▸ **Requirement**
The number of lines containing "form" is the only answer wanted; work it out from the entries below.

[App and web page records]
»»

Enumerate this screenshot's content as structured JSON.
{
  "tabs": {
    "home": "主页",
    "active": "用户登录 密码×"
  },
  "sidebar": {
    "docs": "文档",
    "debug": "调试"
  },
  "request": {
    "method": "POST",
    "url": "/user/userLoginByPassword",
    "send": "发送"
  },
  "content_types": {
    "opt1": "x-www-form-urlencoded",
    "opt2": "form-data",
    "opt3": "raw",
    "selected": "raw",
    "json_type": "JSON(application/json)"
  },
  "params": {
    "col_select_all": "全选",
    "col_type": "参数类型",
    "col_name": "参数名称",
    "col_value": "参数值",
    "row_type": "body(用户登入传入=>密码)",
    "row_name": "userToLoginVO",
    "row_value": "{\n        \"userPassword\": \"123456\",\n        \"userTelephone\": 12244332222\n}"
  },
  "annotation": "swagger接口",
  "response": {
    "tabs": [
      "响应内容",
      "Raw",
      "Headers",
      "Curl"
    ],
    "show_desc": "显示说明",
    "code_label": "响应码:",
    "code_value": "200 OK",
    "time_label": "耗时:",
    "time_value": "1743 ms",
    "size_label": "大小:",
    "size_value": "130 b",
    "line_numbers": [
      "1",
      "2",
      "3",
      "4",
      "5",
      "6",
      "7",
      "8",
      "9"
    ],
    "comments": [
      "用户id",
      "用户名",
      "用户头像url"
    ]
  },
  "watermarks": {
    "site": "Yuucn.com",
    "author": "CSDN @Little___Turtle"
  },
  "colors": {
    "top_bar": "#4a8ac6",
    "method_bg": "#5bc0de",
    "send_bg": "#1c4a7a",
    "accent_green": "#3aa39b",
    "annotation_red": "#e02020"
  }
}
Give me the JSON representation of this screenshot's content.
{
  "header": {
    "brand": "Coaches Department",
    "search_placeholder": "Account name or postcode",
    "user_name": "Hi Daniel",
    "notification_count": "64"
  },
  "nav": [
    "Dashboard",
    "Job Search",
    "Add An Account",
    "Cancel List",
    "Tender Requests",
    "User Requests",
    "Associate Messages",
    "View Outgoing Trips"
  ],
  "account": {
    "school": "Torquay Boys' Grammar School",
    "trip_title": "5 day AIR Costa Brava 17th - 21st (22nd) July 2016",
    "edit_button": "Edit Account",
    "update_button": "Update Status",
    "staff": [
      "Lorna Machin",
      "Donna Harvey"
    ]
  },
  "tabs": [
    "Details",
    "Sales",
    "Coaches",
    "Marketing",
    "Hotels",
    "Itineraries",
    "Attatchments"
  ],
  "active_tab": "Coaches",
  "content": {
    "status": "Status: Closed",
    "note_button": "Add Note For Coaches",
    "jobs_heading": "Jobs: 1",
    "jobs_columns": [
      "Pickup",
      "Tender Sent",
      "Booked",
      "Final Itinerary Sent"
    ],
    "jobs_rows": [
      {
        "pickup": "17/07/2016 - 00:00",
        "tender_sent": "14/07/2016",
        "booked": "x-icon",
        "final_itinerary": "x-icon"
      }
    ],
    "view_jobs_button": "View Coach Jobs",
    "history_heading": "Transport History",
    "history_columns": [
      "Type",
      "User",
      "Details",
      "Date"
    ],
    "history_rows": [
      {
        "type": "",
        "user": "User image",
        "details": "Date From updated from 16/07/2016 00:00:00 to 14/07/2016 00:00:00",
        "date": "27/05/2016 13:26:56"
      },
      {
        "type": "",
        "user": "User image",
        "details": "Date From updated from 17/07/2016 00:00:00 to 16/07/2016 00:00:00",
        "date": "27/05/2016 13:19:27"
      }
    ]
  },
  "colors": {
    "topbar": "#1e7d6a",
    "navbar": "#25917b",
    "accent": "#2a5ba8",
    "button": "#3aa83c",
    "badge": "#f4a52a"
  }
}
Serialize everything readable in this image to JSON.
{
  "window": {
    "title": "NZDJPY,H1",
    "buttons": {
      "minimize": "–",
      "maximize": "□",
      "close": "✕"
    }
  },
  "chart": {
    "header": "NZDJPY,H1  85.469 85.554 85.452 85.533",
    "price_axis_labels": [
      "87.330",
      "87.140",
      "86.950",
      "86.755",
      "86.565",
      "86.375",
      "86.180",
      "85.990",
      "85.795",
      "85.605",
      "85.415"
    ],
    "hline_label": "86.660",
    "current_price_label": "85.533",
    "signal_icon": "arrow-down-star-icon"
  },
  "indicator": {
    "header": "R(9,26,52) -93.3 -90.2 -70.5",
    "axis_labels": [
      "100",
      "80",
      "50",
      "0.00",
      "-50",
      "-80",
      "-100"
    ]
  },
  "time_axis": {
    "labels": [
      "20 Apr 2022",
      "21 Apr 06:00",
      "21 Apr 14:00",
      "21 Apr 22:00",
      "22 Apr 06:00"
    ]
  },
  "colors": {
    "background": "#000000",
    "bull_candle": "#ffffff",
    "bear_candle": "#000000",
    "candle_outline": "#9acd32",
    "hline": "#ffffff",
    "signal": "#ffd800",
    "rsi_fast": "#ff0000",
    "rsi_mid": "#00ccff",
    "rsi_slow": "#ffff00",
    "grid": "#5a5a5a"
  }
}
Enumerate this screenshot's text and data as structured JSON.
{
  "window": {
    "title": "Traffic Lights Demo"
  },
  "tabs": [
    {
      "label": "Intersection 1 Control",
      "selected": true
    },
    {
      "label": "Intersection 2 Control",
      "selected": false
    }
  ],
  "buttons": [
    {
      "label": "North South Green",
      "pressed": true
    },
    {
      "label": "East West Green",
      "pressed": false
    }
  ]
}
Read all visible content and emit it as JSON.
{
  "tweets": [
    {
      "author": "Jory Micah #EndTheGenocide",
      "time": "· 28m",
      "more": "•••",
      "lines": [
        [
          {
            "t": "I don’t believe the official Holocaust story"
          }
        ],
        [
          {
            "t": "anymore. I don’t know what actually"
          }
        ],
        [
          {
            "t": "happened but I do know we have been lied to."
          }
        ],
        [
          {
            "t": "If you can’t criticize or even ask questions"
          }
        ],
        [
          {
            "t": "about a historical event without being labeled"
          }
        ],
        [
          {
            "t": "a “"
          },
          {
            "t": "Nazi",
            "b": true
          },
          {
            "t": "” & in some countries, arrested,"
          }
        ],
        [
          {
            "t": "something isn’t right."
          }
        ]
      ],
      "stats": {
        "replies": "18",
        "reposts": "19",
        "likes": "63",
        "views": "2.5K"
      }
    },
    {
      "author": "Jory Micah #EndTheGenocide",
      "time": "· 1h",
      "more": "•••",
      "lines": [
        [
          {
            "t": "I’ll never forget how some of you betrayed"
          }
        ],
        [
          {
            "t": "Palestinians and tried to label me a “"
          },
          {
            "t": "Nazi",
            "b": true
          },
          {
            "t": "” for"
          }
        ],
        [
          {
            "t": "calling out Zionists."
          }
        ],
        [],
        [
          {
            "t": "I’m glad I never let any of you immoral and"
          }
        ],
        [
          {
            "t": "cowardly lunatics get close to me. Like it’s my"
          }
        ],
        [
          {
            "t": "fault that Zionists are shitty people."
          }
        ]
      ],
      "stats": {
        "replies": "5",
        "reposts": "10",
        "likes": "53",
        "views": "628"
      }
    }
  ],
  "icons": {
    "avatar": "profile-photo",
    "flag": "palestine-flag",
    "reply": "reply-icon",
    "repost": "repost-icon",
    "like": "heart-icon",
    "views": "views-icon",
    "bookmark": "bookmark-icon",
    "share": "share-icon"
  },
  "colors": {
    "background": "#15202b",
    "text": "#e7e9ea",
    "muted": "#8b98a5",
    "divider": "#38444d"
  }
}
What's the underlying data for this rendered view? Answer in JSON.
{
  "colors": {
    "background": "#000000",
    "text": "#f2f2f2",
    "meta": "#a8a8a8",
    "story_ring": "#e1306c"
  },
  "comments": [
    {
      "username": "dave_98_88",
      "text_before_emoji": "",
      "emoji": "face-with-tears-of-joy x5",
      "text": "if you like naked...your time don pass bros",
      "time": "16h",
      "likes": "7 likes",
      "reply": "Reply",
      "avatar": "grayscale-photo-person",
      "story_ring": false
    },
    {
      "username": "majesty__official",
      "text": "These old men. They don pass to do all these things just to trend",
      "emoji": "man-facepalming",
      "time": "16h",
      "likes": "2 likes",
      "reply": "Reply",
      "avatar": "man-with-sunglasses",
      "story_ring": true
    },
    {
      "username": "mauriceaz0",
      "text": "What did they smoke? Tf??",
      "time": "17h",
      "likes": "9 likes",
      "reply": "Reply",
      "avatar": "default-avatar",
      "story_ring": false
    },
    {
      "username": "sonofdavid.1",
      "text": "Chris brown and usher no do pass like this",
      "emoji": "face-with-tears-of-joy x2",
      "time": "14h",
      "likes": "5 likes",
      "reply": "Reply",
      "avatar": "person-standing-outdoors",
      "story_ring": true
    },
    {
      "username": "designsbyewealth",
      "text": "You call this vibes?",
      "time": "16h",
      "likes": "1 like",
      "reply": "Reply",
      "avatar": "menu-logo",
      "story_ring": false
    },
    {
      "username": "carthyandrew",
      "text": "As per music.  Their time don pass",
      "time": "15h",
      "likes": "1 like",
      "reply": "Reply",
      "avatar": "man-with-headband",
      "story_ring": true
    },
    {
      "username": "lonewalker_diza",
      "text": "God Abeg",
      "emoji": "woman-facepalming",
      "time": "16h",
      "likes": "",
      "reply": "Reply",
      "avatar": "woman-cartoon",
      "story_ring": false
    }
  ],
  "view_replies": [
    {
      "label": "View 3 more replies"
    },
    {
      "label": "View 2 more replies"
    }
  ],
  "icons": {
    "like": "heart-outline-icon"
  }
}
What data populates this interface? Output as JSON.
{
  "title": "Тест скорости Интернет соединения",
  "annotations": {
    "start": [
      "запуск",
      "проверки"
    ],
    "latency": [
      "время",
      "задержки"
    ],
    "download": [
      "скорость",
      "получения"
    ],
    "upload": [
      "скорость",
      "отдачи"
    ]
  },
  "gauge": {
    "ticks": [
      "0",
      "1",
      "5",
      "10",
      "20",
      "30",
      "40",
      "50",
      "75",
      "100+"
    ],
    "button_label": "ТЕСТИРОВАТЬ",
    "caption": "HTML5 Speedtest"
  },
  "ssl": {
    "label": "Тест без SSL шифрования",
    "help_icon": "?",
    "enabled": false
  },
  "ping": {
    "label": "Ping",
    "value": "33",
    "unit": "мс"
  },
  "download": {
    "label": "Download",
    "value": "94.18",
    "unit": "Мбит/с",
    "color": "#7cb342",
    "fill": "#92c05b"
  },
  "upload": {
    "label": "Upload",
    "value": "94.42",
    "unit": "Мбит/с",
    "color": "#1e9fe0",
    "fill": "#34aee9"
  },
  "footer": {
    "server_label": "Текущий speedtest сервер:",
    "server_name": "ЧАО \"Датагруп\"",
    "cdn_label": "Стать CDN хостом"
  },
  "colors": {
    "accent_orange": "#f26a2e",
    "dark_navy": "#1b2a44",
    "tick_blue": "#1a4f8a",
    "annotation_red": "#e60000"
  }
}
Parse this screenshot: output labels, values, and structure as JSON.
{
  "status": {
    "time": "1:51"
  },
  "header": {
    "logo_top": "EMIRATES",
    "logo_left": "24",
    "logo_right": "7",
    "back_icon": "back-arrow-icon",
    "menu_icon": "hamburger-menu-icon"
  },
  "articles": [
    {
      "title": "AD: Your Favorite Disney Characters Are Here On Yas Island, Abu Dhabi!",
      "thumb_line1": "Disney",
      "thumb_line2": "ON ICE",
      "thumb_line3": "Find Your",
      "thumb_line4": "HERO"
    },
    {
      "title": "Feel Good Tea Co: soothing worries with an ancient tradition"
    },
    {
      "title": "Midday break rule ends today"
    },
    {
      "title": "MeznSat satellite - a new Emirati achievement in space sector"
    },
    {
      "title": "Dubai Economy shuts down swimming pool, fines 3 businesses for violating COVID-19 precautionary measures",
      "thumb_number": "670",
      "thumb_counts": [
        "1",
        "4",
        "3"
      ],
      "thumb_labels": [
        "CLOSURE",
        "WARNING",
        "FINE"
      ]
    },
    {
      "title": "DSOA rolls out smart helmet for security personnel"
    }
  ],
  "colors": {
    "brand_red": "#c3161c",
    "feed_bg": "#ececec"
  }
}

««

▸ **Expected answer**
2